Spatial metaphors are commonly used by individuals to represent and reason about time. In English, such spatial metaphors are arranged primarily along the sagittal axis (e.g., “Looking forward to tonight’s dinner”; Radden, 2004). These metaphors are often paired with gestures when people talk about time that reveal the possible axes along which an indvidual’s internal conceptualisation of time may be aligned against (e.g., gesturing towards the space in front when talking about a future-related subject; Casasanto & Jasmin, 2012). Previous experimental investigations that employed the response congruency methodology as their means of investigation have found that time is represented along the lateral axis in English speakers with the past on the left and the future on the right, despite an absence of metaphors arraying time along this axis. In such investigations (e.g., Lai & Boroditsky, 2013), participants were required to respond in conventional ways for some blocks (with the past on the left and the future on the right), and non-conventional ways in others (past on the right, future on the left). An issue faced by these studies is the usage of a forced spatialization of responses as a proxy to investigate space-time associations in the mind. This usage of such specific motor responses along the lateral plane may emphasize and predispose participants into adopting this plane for temporal representation. As such, their findings could have been a result of their experimental methodology, rather than how time is actually represented in the minds. Ultimately, however, a mode of response is necessary in order to tap the temporal representations that exist in the mind. A priming paradigm using temporal gestures as primes was proposed as an alternative means to investigate how time is represented in the minds. By shifting the congruency effect to an earlier point in the processing stream while keeping responses constant, the advantages of the priming paradigm may be accrued and temporal concepts in the mind can be accessed directly. Participants made temporal classifications of words after watching a gestural prime. Results revealed effects of congruency along the sagittal axis, but not the lateral axis. This suggests that individuals primarily represent time along the sagittal axis when not constrained by a particular response format. Implications for models of how individuals represent time as well as methods of investigating how time is represented in the mind are discussed.
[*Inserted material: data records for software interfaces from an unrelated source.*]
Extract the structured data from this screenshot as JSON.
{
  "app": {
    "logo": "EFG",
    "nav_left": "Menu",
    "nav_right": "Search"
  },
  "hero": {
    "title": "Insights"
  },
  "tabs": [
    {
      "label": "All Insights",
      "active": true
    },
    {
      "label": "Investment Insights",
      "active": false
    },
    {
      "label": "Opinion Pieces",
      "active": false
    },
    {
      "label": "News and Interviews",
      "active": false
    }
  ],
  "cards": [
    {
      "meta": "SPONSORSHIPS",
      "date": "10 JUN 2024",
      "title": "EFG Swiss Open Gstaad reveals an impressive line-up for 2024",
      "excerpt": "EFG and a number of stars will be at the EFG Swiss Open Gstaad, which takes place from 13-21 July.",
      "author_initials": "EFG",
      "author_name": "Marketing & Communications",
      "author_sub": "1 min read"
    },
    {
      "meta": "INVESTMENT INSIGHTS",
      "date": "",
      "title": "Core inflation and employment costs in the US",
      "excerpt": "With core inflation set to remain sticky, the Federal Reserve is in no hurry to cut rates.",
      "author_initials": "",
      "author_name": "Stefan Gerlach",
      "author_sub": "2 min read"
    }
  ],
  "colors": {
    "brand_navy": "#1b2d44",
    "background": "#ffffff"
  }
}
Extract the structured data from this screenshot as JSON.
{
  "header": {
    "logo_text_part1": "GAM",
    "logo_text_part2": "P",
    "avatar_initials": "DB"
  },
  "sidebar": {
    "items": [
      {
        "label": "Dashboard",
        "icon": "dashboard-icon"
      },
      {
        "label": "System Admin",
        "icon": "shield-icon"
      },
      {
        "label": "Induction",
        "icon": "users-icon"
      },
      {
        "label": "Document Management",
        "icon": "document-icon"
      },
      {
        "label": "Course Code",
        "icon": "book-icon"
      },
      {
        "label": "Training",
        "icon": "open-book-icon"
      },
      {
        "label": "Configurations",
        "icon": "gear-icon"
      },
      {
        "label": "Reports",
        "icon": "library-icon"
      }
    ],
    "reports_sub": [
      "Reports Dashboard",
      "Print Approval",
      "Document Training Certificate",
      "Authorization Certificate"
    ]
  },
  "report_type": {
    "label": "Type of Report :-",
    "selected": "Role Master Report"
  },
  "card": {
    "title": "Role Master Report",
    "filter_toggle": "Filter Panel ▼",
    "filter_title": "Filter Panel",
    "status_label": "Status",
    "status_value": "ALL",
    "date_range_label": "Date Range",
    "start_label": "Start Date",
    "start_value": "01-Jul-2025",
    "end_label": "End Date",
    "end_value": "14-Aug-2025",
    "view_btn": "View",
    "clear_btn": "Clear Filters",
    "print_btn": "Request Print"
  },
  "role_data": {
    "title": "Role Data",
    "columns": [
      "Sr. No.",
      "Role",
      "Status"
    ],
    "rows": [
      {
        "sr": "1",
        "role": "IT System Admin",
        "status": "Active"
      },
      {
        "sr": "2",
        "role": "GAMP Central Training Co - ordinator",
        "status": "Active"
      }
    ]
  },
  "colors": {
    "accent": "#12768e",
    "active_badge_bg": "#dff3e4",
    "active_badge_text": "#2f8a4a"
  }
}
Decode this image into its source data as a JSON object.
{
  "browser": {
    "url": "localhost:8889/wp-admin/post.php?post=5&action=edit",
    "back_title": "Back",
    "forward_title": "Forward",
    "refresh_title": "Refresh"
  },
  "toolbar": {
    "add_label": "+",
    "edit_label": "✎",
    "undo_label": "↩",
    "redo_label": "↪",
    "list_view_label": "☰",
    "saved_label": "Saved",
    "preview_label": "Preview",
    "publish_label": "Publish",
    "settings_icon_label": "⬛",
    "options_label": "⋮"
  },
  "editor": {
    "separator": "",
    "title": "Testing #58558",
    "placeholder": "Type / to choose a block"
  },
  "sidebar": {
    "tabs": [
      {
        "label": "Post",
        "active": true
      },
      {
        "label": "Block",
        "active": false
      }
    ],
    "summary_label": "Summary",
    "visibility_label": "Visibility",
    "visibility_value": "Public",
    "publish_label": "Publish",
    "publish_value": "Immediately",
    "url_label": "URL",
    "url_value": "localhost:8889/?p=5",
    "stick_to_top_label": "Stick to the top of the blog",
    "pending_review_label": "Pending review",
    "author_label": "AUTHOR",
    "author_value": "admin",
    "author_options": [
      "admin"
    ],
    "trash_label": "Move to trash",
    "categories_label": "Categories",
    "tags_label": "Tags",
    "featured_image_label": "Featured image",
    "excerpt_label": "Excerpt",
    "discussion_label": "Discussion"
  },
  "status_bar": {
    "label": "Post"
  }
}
|School:||National University of Singapore (Singapore)|
|School Location:||Republic of Singapore|
|Source:||MAI 55/03M(E), Masters Abstracts International|
Copyright in each Dissertation and Thesis is retained by the author. All Rights Reserved
The supplemental file or files you are about to download were provided to ProQuest by the author as part of a
dissertation or thesis. The supplemental files are provided "AS IS" without warranty. ProQuest is not responsible for the
content, format or impact on the supplemental file(s) on our system. in some cases, the file type may be unknown or
may be a .exe file. We recommend caution as you open such files.
Copyright of the original materials contained in the supplemental file is retained by the author and your access to the
supplemental files is subject to the ProQuest Terms and Conditions of use.
Depending on the size of the file(s) you are downloading, the system may take some time to download them. Please be